Sift through the material below and return the lines with "Стенд".

## [Material supplied]
====

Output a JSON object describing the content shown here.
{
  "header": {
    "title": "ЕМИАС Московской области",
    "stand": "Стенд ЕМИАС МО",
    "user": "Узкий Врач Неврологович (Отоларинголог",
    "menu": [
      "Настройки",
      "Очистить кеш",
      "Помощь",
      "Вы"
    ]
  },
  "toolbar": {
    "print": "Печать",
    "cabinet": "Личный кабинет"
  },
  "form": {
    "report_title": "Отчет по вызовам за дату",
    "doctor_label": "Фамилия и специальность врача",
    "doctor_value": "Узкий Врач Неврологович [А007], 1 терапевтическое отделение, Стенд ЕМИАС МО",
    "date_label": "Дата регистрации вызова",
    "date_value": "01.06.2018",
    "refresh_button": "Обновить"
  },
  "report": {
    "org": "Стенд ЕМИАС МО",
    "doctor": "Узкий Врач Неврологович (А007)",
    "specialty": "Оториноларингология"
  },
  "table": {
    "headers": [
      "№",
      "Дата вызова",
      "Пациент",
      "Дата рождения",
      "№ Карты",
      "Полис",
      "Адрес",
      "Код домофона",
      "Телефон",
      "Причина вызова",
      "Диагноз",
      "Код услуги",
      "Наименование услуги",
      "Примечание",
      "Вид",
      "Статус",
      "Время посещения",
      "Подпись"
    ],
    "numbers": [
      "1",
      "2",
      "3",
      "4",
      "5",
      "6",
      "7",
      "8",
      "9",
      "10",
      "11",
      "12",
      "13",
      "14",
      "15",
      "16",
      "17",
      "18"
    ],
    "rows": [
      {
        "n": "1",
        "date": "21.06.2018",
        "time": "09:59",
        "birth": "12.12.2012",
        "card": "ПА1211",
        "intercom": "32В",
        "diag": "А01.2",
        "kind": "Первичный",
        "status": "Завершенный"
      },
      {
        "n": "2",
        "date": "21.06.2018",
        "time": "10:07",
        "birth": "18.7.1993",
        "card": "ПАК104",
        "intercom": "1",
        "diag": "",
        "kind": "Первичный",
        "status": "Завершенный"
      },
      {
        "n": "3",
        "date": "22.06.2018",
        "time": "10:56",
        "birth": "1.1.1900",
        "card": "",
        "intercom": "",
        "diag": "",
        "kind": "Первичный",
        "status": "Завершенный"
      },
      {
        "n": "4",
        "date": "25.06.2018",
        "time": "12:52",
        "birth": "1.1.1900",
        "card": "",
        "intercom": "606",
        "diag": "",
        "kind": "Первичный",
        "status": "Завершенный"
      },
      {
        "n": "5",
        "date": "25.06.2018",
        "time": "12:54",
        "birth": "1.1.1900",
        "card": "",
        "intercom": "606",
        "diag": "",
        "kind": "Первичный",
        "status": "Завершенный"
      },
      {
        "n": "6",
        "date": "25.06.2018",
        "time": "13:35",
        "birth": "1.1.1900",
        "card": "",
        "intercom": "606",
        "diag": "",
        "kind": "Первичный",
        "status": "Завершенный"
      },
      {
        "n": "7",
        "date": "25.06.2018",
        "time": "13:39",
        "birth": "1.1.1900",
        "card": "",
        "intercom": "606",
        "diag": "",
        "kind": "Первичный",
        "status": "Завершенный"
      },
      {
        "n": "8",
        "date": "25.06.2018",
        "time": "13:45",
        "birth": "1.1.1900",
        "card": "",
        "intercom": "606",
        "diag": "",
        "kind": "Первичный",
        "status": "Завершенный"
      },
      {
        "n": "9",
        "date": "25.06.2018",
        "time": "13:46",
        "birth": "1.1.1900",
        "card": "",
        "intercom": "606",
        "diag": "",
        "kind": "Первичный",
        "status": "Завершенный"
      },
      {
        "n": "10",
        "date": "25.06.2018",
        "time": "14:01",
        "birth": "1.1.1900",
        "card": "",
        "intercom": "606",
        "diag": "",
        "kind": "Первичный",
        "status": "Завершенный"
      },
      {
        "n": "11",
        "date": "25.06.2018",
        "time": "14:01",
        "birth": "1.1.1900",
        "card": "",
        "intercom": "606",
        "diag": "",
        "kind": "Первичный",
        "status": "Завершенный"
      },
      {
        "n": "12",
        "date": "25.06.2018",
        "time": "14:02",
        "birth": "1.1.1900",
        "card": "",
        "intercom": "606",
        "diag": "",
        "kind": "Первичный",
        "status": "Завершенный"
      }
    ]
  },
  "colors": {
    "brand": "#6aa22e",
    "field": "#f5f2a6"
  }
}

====

## [Result of the exercise]
    "stand": "Стенд ЕМИАС МО",
    "doctor_value": "Узкий Врач Неврологович [А007], 1 терапевтическое отделение, Стенд ЕМИАС МО",
    "org": "Стенд ЕМИАС МО",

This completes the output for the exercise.